Before painting the freight house it got a bath in Dawn dish detergent and warm water. After it dried overnight I sprayed a coat of Tamiya Surface Primer (beautiful stuff) thinned 1:1 with lacquer thinner. I let this dry a few days until the smell was gone.
Next, a variegated undercoat of Vallejo Basalt Gray and Medium Sea Gray was applied to everything. These being the Vallejo Model Color paints meant for brushing, I thinned them 2 parts paint to 1 part Vallejo Airbrush Thinner with a drop or two of Windex as a flow agent and sprayed at about 35# pressure.
The doors, railings and weather boards got a coat of Vallejo Military Green taken down a bit with gray. The walls were painted D&NE mustard, a mix of 10 parts Vallejo Golden Yellow and 1 part Flat Earth with a touch of gray. Windows, roof trim and soffits are Vallejo Off White.
Afterward, I came back lightly with a fiberglass brush to reveal just a little of the undercoat. I followed that with dry brushing Basalt Gray to show some weathered wood, then a dry brushing of Golden Yellow on the battens for highlights. Now was a good time to install the windows and doors. But no glass yet. A light dusting of Pan Pastels helped tie everything together.

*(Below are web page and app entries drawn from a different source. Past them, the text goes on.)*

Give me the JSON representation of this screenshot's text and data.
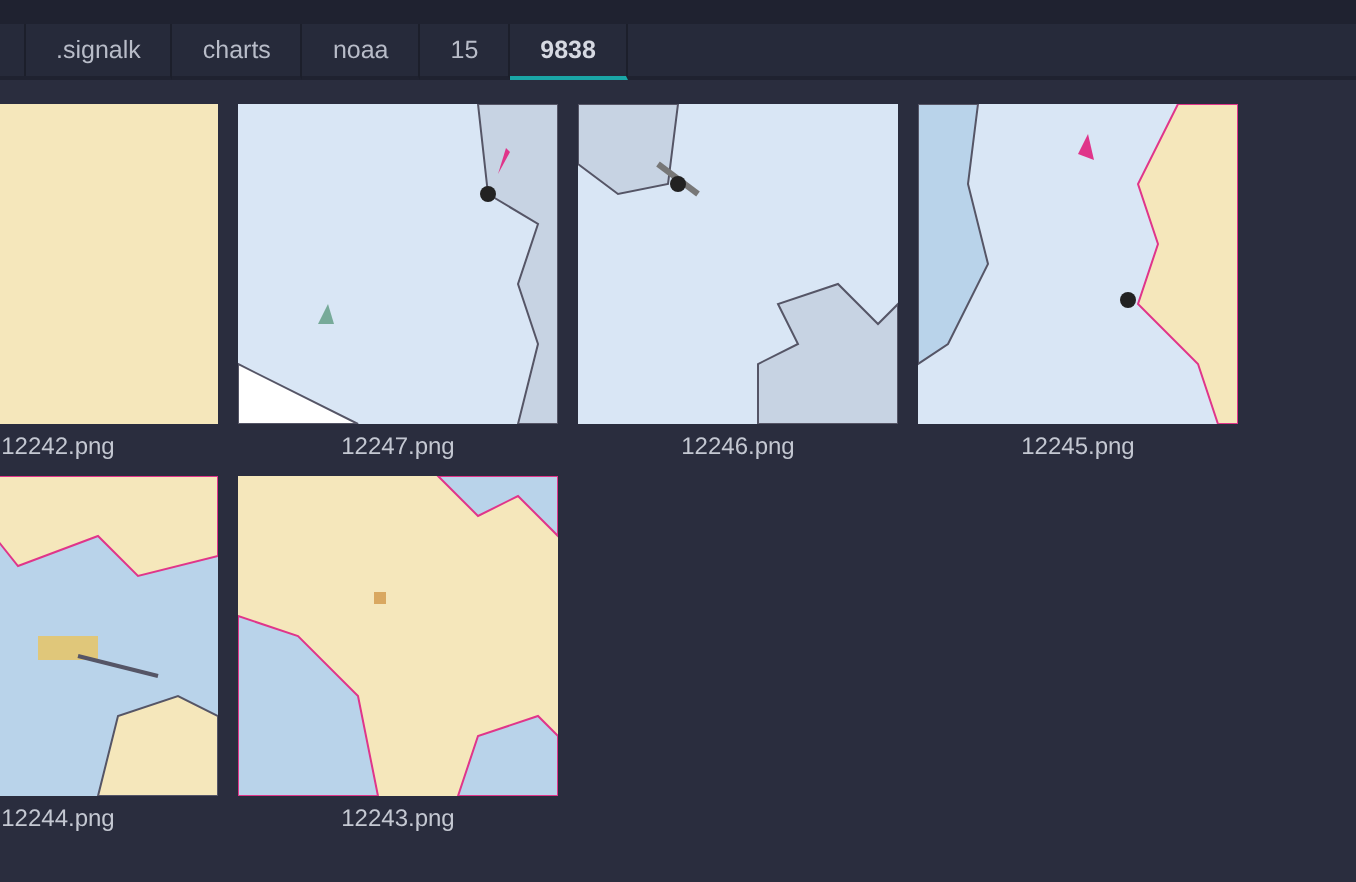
{
  "breadcrumbs": [
    {
      "label": ".signalk",
      "selected": false
    },
    {
      "label": "charts",
      "selected": false
    },
    {
      "label": "noaa",
      "selected": false
    },
    {
      "label": "15",
      "selected": false
    },
    {
      "label": "9838",
      "selected": true
    }
  ],
  "files": [
    {
      "name": "12242.png"
    },
    {
      "name": "12247.png"
    },
    {
      "name": "12246.png"
    },
    {
      "name": "12245.png"
    },
    {
      "name": "12244.png"
    },
    {
      "name": "12243.png"
    }
  ]
}
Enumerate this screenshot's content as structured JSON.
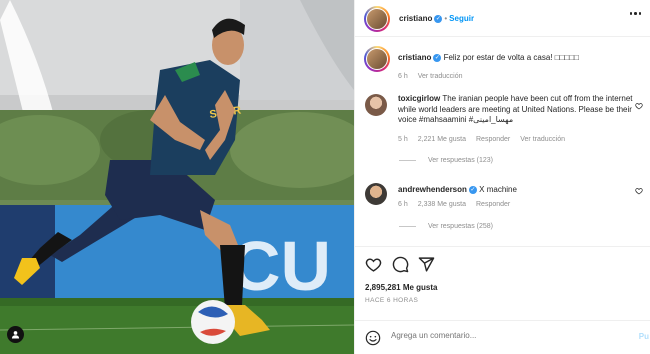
{
  "header": {
    "username": "cristiano",
    "follow_label": "Seguir",
    "separator": "•"
  },
  "caption": {
    "username": "cristiano",
    "text": "Feliz por estar de volta a casa! □□□□□",
    "time": "6 h",
    "translate_label": "Ver traducción"
  },
  "comments": [
    {
      "username": "toxicgirlow",
      "text": "The iranian people have been cut off from the internet while world leaders are meeting at United Nations. Please be their voice #mahsaamini #مهسا_امینی",
      "time": "5 h",
      "likes": "2,221 Me gusta",
      "reply_label": "Responder",
      "translate_label": "Ver traducción",
      "view_replies": "Ver respuestas (123)"
    },
    {
      "username": "andrewhenderson",
      "text": "X machine",
      "time": "6 h",
      "likes": "2,338 Me gusta",
      "reply_label": "Responder",
      "view_replies": "Ver respuestas (258)"
    }
  ],
  "post": {
    "likes": "2,895,281 Me gusta",
    "time_ago": "HACE 6 HORAS"
  },
  "composer": {
    "placeholder": "Agrega un comentario...",
    "post_label": "Pu"
  },
  "media": {
    "jersey_text": "SAGR",
    "board_text": "CU"
  },
  "icons": {
    "verified": "verified-badge-icon",
    "more": "more-options-icon",
    "heart": "heart-icon",
    "comment": "comment-bubble-icon",
    "share": "paper-plane-icon",
    "emoji": "emoji-smile-icon",
    "user": "user-silhouette-icon"
  },
  "colors": {
    "link_blue": "#0095f6",
    "verified_blue": "#3897f0",
    "muted": "#8e8e8e",
    "text": "#262626"
  }
}
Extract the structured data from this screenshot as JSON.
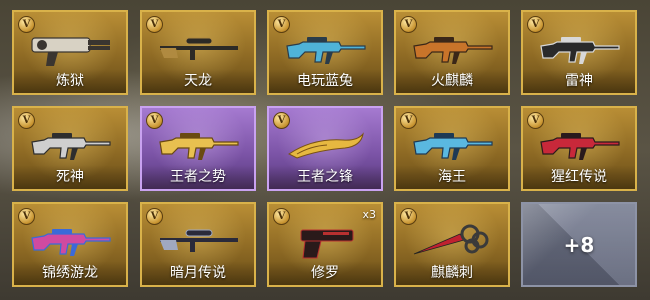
{
  "badge_letter": "V",
  "cards": [
    {
      "name": "炼狱",
      "theme": "gold",
      "weapon_icon": "gatling-gun-icon",
      "colors": [
        "#d8d2c4",
        "#3a3530"
      ]
    },
    {
      "name": "天龙",
      "theme": "gold",
      "weapon_icon": "sniper-rifle-icon",
      "colors": [
        "#2c2a26",
        "#b08a40"
      ]
    },
    {
      "name": "电玩蓝兔",
      "theme": "gold",
      "weapon_icon": "assault-rifle-icon",
      "colors": [
        "#4fb3d8",
        "#2a3c4a"
      ]
    },
    {
      "name": "火麒麟",
      "theme": "gold",
      "weapon_icon": "ak-rifle-icon",
      "colors": [
        "#c8742a",
        "#3a2718"
      ]
    },
    {
      "name": "雷神",
      "theme": "gold",
      "weapon_icon": "carbine-rifle-icon",
      "colors": [
        "#2a2a2a",
        "#d8d8d8"
      ]
    },
    {
      "name": "死神",
      "theme": "gold",
      "weapon_icon": "m4-rifle-icon",
      "colors": [
        "#cfcfcf",
        "#2e2e2e"
      ]
    },
    {
      "name": "王者之势",
      "theme": "purple",
      "weapon_icon": "golden-rifle-icon",
      "colors": [
        "#e8c050",
        "#6a4a10"
      ]
    },
    {
      "name": "王者之锋",
      "theme": "purple",
      "weapon_icon": "golden-blade-icon",
      "colors": [
        "#e6b840",
        "#7a5214"
      ]
    },
    {
      "name": "海王",
      "theme": "gold",
      "weapon_icon": "blue-rifle-icon",
      "colors": [
        "#5ab8e0",
        "#1e3a55"
      ]
    },
    {
      "name": "猩红传说",
      "theme": "gold",
      "weapon_icon": "crimson-rifle-icon",
      "colors": [
        "#c8283a",
        "#2a1a1c"
      ]
    },
    {
      "name": "锦绣游龙",
      "theme": "gold",
      "weapon_icon": "dragon-ak-icon",
      "colors": [
        "#d04aa0",
        "#3a6ad8"
      ]
    },
    {
      "name": "暗月传说",
      "theme": "gold",
      "weapon_icon": "dark-sniper-icon",
      "colors": [
        "#2a2a3a",
        "#a0a8c0"
      ]
    },
    {
      "name": "修罗",
      "theme": "gold",
      "weapon_icon": "pistol-icon",
      "colors": [
        "#2a1a1a",
        "#b83030"
      ],
      "count": "x3"
    },
    {
      "name": "麒麟刺",
      "theme": "gold",
      "weapon_icon": "knuckle-blade-icon",
      "colors": [
        "#3a3a3a",
        "#c02030"
      ]
    }
  ],
  "more": {
    "label": "+8"
  }
}
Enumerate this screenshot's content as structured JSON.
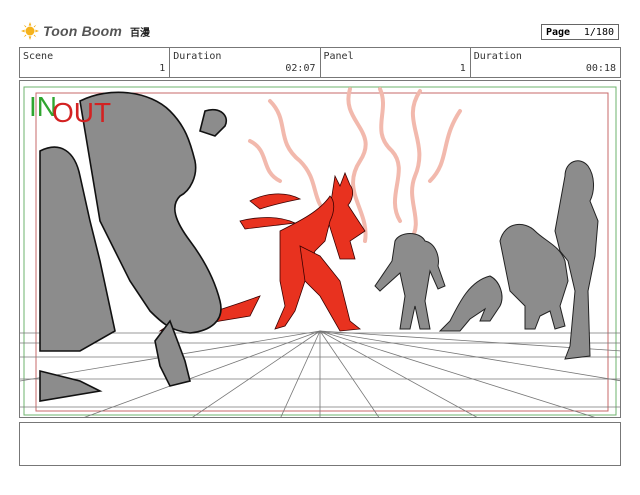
{
  "header": {
    "brand": "Toon Boom",
    "project": "百漫",
    "logo_icon": "toon-boom-sun-icon"
  },
  "page": {
    "label": "Page",
    "value": "1/180"
  },
  "info": {
    "scene_label": "Scene",
    "scene_value": "1",
    "scene_duration_label": "Duration",
    "scene_duration_value": "02:07",
    "panel_label": "Panel",
    "panel_value": "1",
    "panel_duration_label": "Duration",
    "panel_duration_value": "00:18"
  },
  "panel_marks": {
    "in": "IN",
    "out": "OUT"
  },
  "colors": {
    "in_marker": "#2fa52f",
    "out_marker": "#d32222",
    "red_character": "#e8321f",
    "grey_character": "#8c8c8c",
    "lightning": "#f2b9ad"
  },
  "notes": {
    "text": ""
  }
}
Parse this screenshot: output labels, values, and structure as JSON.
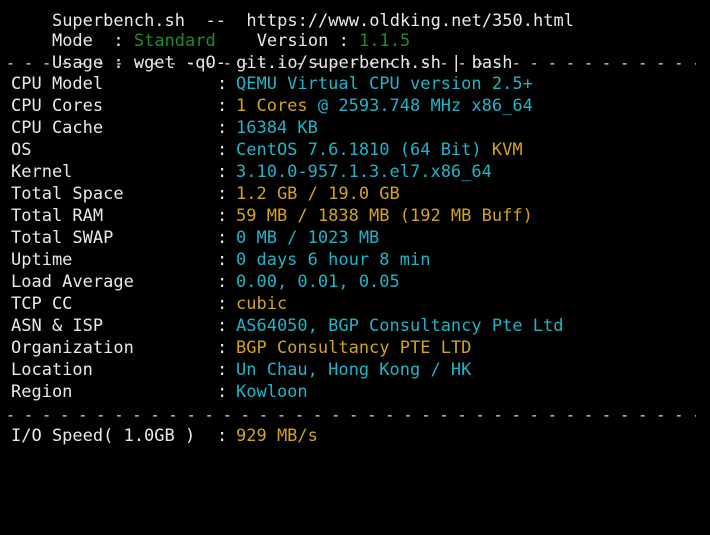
{
  "header": {
    "line0": "Superbench.sh  --  https://www.oldking.net/350.html",
    "mode_label": "Mode  : ",
    "mode_value": "Standard",
    "version_label": "Version : ",
    "version_value": "1.1.5",
    "usage": "Usage : wget -qO- git.io/superbench.sh | bash"
  },
  "separator": "- - - - - - - - - - - - - - - - - - - - - - - - - - - - - - - - - - - - - - - - - - - - - - - - - - - - - - - - - - - - - - - - - - - - - - - - - - - - - - - - - - - - - - - - - - - - - - - - - - - - - - - - - -",
  "colon": ":",
  "rows": [
    {
      "label": "CPU Model",
      "value": "QEMU Virtual CPU version 2.5+"
    },
    {
      "label": "CPU Cores",
      "value_a": "1 Cores",
      "value_b": "@ 2593.748 MHz x86_64"
    },
    {
      "label": "CPU Cache",
      "value": "16384 KB"
    },
    {
      "label": "OS",
      "value_a": "CentOS 7.6.1810 (64 Bit)",
      "value_b": "KVM"
    },
    {
      "label": "Kernel",
      "value": "3.10.0-957.1.3.el7.x86_64"
    },
    {
      "label": "Total Space",
      "value": "1.2 GB / 19.0 GB"
    },
    {
      "label": "Total RAM",
      "value": "59 MB / 1838 MB (192 MB Buff)"
    },
    {
      "label": "Total SWAP",
      "value": "0 MB / 1023 MB"
    },
    {
      "label": "Uptime",
      "value": "0 days 6 hour 8 min"
    },
    {
      "label": "Load Average",
      "value": "0.00, 0.01, 0.05"
    },
    {
      "label": "TCP CC",
      "value": "cubic"
    },
    {
      "label": "ASN & ISP",
      "value": "AS64050, BGP Consultancy Pte Ltd"
    },
    {
      "label": "Organization",
      "value": "BGP Consultancy PTE LTD"
    },
    {
      "label": "Location",
      "value": "Un Chau, Hong Kong / HK"
    },
    {
      "label": "Region",
      "value": "Kowloon"
    }
  ],
  "io": {
    "label": "I/O Speed( 1.0GB )",
    "value": "929 MB/s"
  }
}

I used grays and earthy shades to take the brightness down a bit.
The slate roof is intended to be the original roof with some repairs through the years so the slates don’t all match in color. Luckily, there are a lot of old slate roofs around Manchester to go by. But you must be careful not to over do this on a model. I brush painted Vallejo Basalt Gray with touches of Medium Sea Gray and Burnt Umber blended in at random. The copper flashing was painted Game Color Verdigris, the color of oxidized copper, knocked down with some gray. I touched the snow birds with Vallejo Black Gray and Burnt Umber. The chimney was brush painted with Vallejo Burnt Red and Leather Brown. Testors Model Master Old Concrete was used for the chimney top. The mortar is a soupy mix of Durham’s Water Putty brushed on and then wiped off the brick faces. A final dry brushing of light gray from the bottom of the roof highlighted the tips of the slates. Various gray Pan Pastels were used to knock a little shine off of the roof and black to soot up the chimney area.
The decks were sprayed with Tamiya Surface Primer and then Vallejo Basalt Gray. After giving that a few days to dry. Testors CreateFX weathering colors were applied board by board to highlight the grain I had worked into the styrene surface. Again, a dusting of Pan Pastels gave the decks a worn, weathered look.
Signage for the ends was setup in Word, laser printed and sealed front and back with Dullcote. The paper was glued with spray adhesive to a cardstock base and then glued to a #40 styrene back trimmed with black.
Finally, the entire model was then sealed with Testors Dullcote and the window glass finally installed.
In the end, I mounted the structure on a 1/8″ hardboard base thinking I’m likely to remove it from the layout from time to time.
I think this is the largest structure project I’ve ever taken on. Styrene is a joy to work with and can be brought to whatever finish you’d like. Assembly is fast, relatively speaking. Scratch building siding and roofing (doors and windows too for that matter) is time-consuming but, after all, this is a hobby.
Cleanliness is next to, well, certainly not railroadiness. So, the freight house will be surrounded by dunnage and other junk scattered among the weeds and puddles. There’s almost always a boxcar or two spotted trackside at the freight doors. Trucks come and go throughout the day. Sometimes the lights are still burning late into the autumn evening. A busy place indeed.
My next structure project for St. George is the passenger station inspired by the long gone B&M station at Peterborough, NH. (The Toadstool bookstore now occupies that site.) It has clapboard siding. I’m carefully laying up my own to get that subtle effect of not quite absolutely perfect. The doors and windows are scratch built or bashed using Tichys as a starting point. A few are pretty elegant. It’s going to take a while…